Incorporating satellite-based capabilities into an agency’s network design is essential to ensure that when disaster strikes—the agency is most prepared to coordinate and respond. Terrestrial-only access networks, whether fixed or mobile, even if backed-up by other terrestrial technologies, are vulnerable to disruption or failure by the very incident that caused the emergency— leaving public safety officials and emergency responders unable to communicate when it is needed most.
Satellite-based networks offer agencies the only true alternate communications path to terrestrial technologies—for both last-mile access to fixed and mobile terminals, and as a robust backhaul of traffic to and from cellular wireless base stations. No agency’s mission can be fulfilled otherwise; and the constituents it serves deserve nothing less.
Anthony “Tony” Bardo has more than 30 years’ experience with strategic communication technologies that serve the complex needs of government.
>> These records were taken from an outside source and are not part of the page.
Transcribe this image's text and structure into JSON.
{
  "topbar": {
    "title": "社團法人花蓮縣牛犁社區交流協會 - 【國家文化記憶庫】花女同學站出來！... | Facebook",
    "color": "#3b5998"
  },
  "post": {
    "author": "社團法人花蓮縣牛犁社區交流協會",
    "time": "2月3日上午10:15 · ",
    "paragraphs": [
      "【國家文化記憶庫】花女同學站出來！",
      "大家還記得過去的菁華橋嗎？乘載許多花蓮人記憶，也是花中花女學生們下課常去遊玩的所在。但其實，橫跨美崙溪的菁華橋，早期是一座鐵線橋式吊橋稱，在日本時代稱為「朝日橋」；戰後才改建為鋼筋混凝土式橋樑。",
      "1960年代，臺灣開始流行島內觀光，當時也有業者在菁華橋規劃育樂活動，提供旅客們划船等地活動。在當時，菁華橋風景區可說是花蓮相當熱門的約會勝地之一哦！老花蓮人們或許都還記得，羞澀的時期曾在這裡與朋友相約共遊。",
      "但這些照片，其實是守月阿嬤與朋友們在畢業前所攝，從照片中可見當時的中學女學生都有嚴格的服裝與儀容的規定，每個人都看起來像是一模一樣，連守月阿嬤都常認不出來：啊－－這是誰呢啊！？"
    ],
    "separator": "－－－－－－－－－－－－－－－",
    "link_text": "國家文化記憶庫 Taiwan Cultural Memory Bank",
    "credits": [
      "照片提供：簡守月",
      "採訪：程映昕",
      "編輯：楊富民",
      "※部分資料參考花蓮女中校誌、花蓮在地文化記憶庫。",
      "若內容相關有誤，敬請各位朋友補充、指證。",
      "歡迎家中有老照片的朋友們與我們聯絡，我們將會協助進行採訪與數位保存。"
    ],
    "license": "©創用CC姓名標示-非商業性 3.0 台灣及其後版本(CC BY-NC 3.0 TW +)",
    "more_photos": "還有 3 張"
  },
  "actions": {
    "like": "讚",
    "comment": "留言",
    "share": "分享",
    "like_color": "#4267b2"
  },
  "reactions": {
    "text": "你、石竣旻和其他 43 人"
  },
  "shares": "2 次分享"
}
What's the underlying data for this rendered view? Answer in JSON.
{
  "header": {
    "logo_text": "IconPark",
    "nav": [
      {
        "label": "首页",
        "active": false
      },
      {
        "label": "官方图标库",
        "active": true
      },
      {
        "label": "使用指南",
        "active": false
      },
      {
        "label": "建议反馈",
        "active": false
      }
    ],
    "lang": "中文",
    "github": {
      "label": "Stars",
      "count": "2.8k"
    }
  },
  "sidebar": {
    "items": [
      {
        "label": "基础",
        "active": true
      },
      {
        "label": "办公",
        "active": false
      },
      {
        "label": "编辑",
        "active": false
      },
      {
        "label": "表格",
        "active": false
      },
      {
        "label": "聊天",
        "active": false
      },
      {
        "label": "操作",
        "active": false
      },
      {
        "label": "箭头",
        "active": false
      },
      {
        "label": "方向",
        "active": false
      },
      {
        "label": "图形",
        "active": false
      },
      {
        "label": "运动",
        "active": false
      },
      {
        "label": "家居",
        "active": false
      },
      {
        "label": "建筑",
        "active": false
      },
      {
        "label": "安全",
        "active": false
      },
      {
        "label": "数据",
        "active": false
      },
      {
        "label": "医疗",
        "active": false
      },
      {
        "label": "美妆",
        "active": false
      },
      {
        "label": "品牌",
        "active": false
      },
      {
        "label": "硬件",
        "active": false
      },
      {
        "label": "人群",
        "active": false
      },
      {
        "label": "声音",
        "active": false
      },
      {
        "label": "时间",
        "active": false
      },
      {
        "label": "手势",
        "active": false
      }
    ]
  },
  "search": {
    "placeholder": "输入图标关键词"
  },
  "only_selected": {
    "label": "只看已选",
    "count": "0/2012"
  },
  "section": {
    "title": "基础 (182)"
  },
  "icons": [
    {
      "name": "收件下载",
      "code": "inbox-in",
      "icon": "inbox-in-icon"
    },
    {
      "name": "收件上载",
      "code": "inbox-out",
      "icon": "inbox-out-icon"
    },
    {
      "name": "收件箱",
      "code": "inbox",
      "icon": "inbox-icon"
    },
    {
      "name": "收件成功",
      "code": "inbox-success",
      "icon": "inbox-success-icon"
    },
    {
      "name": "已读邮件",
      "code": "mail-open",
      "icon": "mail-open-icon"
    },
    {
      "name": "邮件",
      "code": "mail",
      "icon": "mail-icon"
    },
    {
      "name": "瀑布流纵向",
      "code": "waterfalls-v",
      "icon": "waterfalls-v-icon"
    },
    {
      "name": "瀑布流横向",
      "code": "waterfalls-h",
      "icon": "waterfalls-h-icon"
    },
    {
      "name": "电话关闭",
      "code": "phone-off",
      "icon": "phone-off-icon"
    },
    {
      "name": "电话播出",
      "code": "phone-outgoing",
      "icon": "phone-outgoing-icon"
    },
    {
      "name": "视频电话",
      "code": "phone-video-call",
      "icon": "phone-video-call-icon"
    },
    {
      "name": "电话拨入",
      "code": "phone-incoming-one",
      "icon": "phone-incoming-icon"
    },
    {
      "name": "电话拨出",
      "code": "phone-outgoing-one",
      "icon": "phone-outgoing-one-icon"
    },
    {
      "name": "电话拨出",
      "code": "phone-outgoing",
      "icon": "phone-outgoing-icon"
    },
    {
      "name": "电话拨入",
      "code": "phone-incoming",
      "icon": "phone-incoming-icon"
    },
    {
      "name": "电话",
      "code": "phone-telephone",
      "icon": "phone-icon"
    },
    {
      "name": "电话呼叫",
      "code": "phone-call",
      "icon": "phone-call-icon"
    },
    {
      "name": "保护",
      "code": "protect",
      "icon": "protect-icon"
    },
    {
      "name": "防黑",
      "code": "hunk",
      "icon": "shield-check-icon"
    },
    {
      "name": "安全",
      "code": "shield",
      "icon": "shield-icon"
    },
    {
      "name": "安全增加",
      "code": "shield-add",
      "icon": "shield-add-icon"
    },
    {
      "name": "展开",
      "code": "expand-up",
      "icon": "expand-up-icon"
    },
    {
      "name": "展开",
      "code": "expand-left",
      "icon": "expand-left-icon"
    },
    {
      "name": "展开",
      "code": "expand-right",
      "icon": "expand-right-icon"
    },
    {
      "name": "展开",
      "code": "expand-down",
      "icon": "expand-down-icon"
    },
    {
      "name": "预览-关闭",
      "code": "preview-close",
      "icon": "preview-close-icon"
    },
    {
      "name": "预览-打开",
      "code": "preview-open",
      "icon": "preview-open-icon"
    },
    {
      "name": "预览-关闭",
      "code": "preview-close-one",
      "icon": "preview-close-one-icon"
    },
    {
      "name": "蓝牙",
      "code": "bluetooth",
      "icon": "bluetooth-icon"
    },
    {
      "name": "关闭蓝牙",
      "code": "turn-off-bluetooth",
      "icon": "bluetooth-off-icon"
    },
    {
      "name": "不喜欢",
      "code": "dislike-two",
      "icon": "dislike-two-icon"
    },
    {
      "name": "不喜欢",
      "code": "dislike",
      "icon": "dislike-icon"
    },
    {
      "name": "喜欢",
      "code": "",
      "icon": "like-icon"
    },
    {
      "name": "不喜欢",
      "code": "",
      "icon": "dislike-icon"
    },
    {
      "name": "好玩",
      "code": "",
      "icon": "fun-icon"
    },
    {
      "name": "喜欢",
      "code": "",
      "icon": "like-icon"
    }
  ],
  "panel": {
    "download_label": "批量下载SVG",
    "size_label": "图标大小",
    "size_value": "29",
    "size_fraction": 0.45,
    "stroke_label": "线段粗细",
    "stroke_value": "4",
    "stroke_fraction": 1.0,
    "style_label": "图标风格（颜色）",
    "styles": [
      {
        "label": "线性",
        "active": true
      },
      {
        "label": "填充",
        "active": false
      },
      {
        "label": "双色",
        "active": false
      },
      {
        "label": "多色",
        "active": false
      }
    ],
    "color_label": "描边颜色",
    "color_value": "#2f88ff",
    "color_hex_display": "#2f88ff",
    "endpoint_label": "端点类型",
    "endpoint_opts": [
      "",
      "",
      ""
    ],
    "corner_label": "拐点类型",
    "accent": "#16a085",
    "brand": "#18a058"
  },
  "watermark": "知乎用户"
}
Since joining Hughes in January 2006, Bardo has served as assistant vice president of Government Solutions, where he is focused on providing Hughes managed network broadband solutions and applications to Federal, State, and Local governments. Bardo also served as Chair of the Networks and Telecommunications Shared Interest Group (SIG) for the Industry Advisory Council, an advisory body to the American Council for Technology (ACT).
Before joining Hughes, Bardo was with Qwest Government Services for nearly five years where he was senior director of US Government Civilian Agencies sales and marketing, senior director of marketing, and senior director of business development. Prior to Qwest, Bardo spent 14 years with the government markets group at MCI where he held the position of executive director for civilian agencies. During his tenure, his teams managed programs for the Federal Aviation Administration’s national air traffic control network, the Social Security Administration’s toll-free network, the US Postal Service Managed Service Network, and the US General Services Administration’s FTS2001.
Mr. Bardo is a 1974 graduate of Virginia Tech where he majored in economics with a minor in public communications.